Over the past year, the Department of Energy (DOE) has issued a series of energy efficiency regulations impacting various home appliances including water heaters, gas stoves, ovens, clothes washers, refrigerators, and more. DOE cites that the new rules are necessary because inefficient appliances are significantly impacting consumers’ annual residential energy use and utility costs. As currently written, the proposed rules exclude consumer products designed solely for use in recreational vehicles and other mobile equipment.

The RV Industry Association is pleased that the recent proposed rules from the Department of Energy recognize that the RV industry is unique and exempt from the new energy conservation standards. We encourage the Department of Energy (DOE) to maintain this RV exemption in the final rule and any subsequent energy appliance standards. There are three instances where the statutory language clearly exempts motor vehicles and RVs from the new standards. 

  1. RVs are not consumer products. The new energy efficiency standards apply only to consumer products.  The consumer product safety title of Title 15 of the U.S. Code, which outlines the role of commerce and trade, defines consumer products (15 U.S.C. § 2052). Motor vehicles are specifically excluded from the consumer product definition under 15 U.S.C. § 2052(a)(5). 
  2. RVs are motor vehicles. Further to the first point, both motorized (self-propelled) and non-motorized RV trailers are considered motor vehicles under state and federal motor vehicle laws. They are designed to provide temporary living quarters for short-term camping use and comply with applicable motor vehicle regulations. RVs are recognized by all 50 states and the U.S. Department of Transportation as vehicles. Consequently, RVs fit squarely into the federal motor vehicle definition and as a result are not consumer products subject to the new appliance standards.
  3. RVs are specifically excluded from the Notice of Proposed Rulemaking (NPRM). In addition to RVs falling outside the consumer product definition as motor vehicles, RVs also fall outside the Title 42 definitions used to issue the new appliance standards.
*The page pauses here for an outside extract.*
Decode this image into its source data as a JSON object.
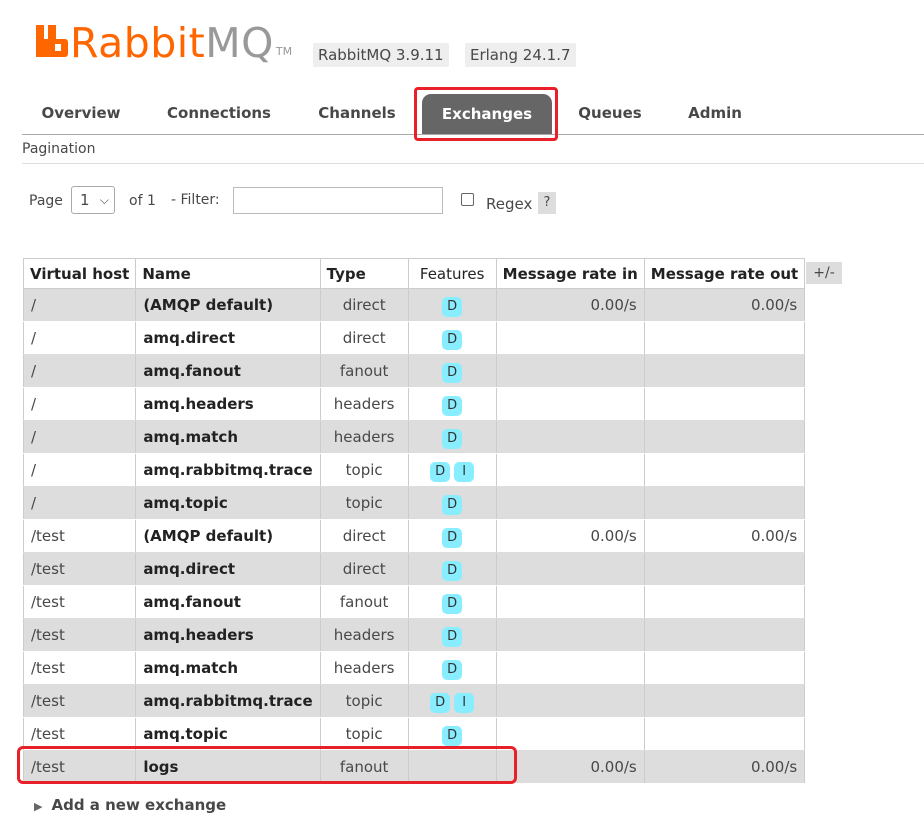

Title 42 grants the government the ability to take emergency action in numerous ways, and the NPRM pertains to Part A of Chapter 77 of Title 42 which is titled: “Energy Conservation Program for Consumer Products Other Than Automobiles”. Section 6292 of that title lists the products that are covered:

§ 6292. Coverage (a) In general. The following consumer products, excluding those consumer products designed solely for use in recreational vehicles and other mobile equipment, are covered products: 

(1) Refrigerators, refrigerator-freezers, and freezers which can be operated by alternating current electricity, excluding— (A) any type designed to be used without doors; and (B) any type which does not include a compressor and condenser unit as an integral part of the cabinet assembly; (2) Room air conditioners; (3) Central air conditioners and central air conditioning heat pumps; (4) Water heaters; (5) Furnaces; (6) Dishwashers; (7) Clothes washers; (8) Clothes dryers; (9) Direct heating equipment; (10) Kitchen ranges and ovens; (11) Pool heaters; 12) Television sets; (13) Fluorescent lamp ballasts; (14) General service fluorescent lamps, general service incandescent lamps, and incandescent reflector lamps.; (15) Showerheads, except safety shower showerheads; (16) Faucets; (17) Water closets.